Back in the day (doncha just hate that phrase) war was the way to be top dog in the commercial world, nowadays we realise that there is more profit in peace.
victor

[*] posted on 16-2-2008 at 00:26
Quote:
Originally posted by John Barnes
Quote from Scholar,

Steyn talks about what a wonderful influence that Great Britain has been on the world--its cultural/language influence,


The wife and I was just talking the other day, and we tried to count up how many countries England and later Britain has warred with,

Japan
Norway Viking times
Denmark
Holland
France
Spain
Italy
the Balkan countries
Greece
Turkey
Arabs
and the Isrealis (pre 1948)
Egypt
warred in the Sudan
and south Africa
and most colonies in Africa
India
China
Russia
Germany
Austria
Romania
Argentina
USA
and in Canada
and in Australia
and in New Zealand
Iraq
Afghanistan
Ireland
Wales and Scotland
there will more I am sure but this list will be an example of cultural Britain,

so when Scholar states we brought culture we also brought slavery and War, I think we are probably the most war like nation in the World judging by that list, jmb


But John most times they started it, and back in history the eastern countries were were raiding this one for slaves
John Barnes

[*] posted on 15-2-2008 at 22:59
Quote from Scholar,

Steyn talks about what a wonderful influence that Great Britain has been on the world--its cultural/language influence,


The wife and I was just talking the other day, and we tried to count up how many countries England and later Britain has warred with,

Japan
Norway Viking times
Denmark
Holland
France
Spain
Italy
the Balkan countries
Greece
Turkey
Arabs
and the Isrealis (pre 1948)
Egypt
warred in the Sudan
and south Africa
and most colonies in Africa
India
China
Russia
Germany
Austria
Romania
Argentina
USA
and in Canada
and in Australia
and in New Zealand
Iraq
Afghanistan
Ireland
Wales and Scotland
there will more I am sure but this list will be an example of cultural Britain,

so when Scholar states we brought culture we also brought slavery and War, I think we are probably the most war like nation in the World judging by that list, jmb
SRD

[*] posted on 15-2-2008 at 21:20
Quote:
Originally posted by scholar
Steyn talks about what a wonderful influence that Great Britain has been on the world--its cultural/language influence, its parlimentary structure, its common law.

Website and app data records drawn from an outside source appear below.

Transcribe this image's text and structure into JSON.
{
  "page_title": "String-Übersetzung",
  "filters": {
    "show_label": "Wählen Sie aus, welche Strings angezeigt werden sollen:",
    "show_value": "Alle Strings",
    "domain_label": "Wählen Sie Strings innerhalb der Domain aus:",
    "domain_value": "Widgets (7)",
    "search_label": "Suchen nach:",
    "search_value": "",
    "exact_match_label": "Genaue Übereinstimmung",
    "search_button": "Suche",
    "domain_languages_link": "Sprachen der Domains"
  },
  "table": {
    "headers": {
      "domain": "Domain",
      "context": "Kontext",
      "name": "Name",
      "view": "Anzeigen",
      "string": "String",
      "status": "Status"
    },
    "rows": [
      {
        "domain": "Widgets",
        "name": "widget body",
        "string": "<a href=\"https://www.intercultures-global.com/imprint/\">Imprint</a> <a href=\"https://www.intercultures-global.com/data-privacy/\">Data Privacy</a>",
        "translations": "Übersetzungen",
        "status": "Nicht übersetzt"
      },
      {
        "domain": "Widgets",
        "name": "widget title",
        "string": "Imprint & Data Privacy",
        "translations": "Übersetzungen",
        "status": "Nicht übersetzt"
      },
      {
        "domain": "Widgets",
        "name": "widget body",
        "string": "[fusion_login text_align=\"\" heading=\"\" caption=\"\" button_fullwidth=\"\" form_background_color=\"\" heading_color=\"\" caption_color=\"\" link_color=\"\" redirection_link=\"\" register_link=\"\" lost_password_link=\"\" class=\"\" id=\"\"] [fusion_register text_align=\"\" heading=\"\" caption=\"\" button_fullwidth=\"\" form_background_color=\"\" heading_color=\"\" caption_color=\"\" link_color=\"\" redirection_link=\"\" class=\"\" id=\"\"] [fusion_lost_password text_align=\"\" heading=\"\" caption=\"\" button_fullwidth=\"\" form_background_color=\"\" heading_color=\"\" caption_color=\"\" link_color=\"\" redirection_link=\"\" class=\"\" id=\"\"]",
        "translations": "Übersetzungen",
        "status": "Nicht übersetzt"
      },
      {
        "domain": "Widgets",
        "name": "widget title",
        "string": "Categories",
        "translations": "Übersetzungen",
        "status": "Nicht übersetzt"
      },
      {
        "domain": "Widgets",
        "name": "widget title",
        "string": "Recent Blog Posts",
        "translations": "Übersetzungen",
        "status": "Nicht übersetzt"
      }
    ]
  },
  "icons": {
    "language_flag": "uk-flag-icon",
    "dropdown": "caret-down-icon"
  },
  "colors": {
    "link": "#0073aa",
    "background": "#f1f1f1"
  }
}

He admires Britain for resisting both fascism and communism. Even on the part of the interview that touches on the Archbishop of Canterbury's remarks, he praises the Anglican church in Nigeria as an example of a thriving, healthy church.

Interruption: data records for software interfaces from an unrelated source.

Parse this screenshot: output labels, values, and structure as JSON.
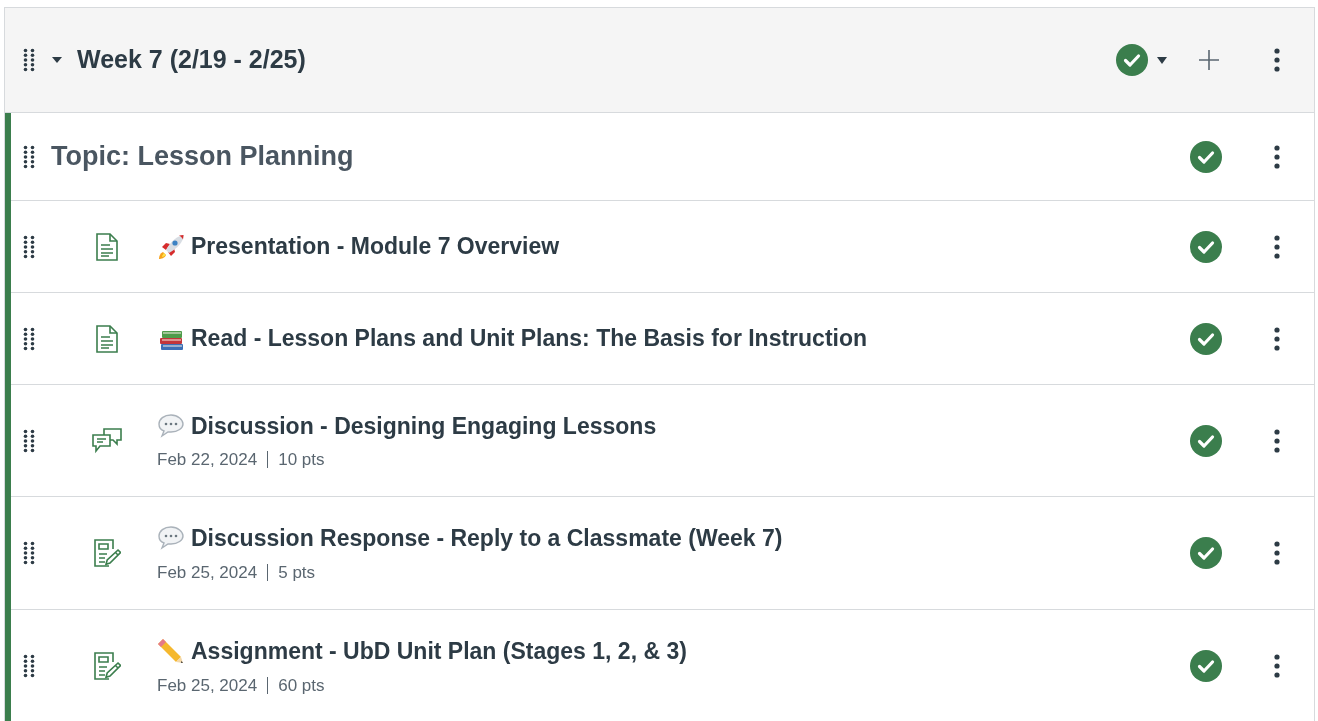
{
  "module": {
    "title": "Week 7 (2/19 - 2/25)",
    "expanded": true,
    "published": true
  },
  "items": [
    {
      "kind": "header",
      "title": "Topic: Lesson Planning",
      "published": true
    },
    {
      "kind": "page",
      "badge": {
        "kind": "rocket"
      },
      "title": "Presentation - Module 7 Overview",
      "published": true
    },
    {
      "kind": "page",
      "badge": {
        "kind": "books"
      },
      "title": "Read - Lesson Plans and Unit Plans: The Basis for Instruction",
      "published": true
    },
    {
      "kind": "discussion",
      "badge": {
        "kind": "speech"
      },
      "title": "Discussion - Designing Engaging Lessons",
      "date": "Feb 22, 2024",
      "points": "10 pts",
      "published": true
    },
    {
      "kind": "assignment",
      "badge": {
        "kind": "speech"
      },
      "title": "Discussion Response - Reply to a Classmate (Week 7)",
      "date": "Feb 25, 2024",
      "points": "5 pts",
      "published": true
    },
    {
      "kind": "assignment",
      "badge": {
        "kind": "pencil"
      },
      "title": "Assignment - UbD Unit Plan (Stages 1, 2, & 3)",
      "date": "Feb 25, 2024",
      "points": "60 pts",
      "published": true
    }
  ]
}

"There are more Anglicans at Church in Nigeria every Sunday morning than there are in the U.S. and Canada and Britain combined.":o
Ah, but who's funding them?
scholar

[*] posted on 15-2-2008 at 20:37
Steyn talks about what a wonderful influence that Great Britain has been on the world--its cultural/language influence, its parlimentary structure, its common law. He admires Britain for resisting both fascism and communism. Even on the part of the interview that touches on the Archbishop of Canterbury's remarks, he praises the Anglican church in Nigeria as an example of a thriving, healthy church.

"There are more Anglicans at Church in Nigeria every Sunday morning than there are in the U.S. and Canada and Britain combined.":o
janet

[*] posted on 15-2-2008 at 18:18
About the Archbishop's comments, scholar. Never mind.
scholar

[*] posted on 15-2-2008 at 17:13
Quote:
Originally posted by janet
Why is this in a new thread rather than the already existing one on this subject?
I didn't know there was already a thread about the Hewitt's interview with Steyn. Since it happened just yesterday, I thought I was the first to post about it.:)
janet

[*] posted on 15-2-2008 at 17:00
Why is this in a new thread rather than the already existing one on this subject?
scholar

[*] posted on 15-2-2008 at 16:12
Mark Steyn thinks the Anglican bishop is badly mistaken in his Sharia comments.
He thinks the Anglican Church in Nigeria has a much better understanding of the dangerous nature of Sharia.

What do you think of his remarks? (Note: the early part of the interview by Hugh Hewitt is on another topic.)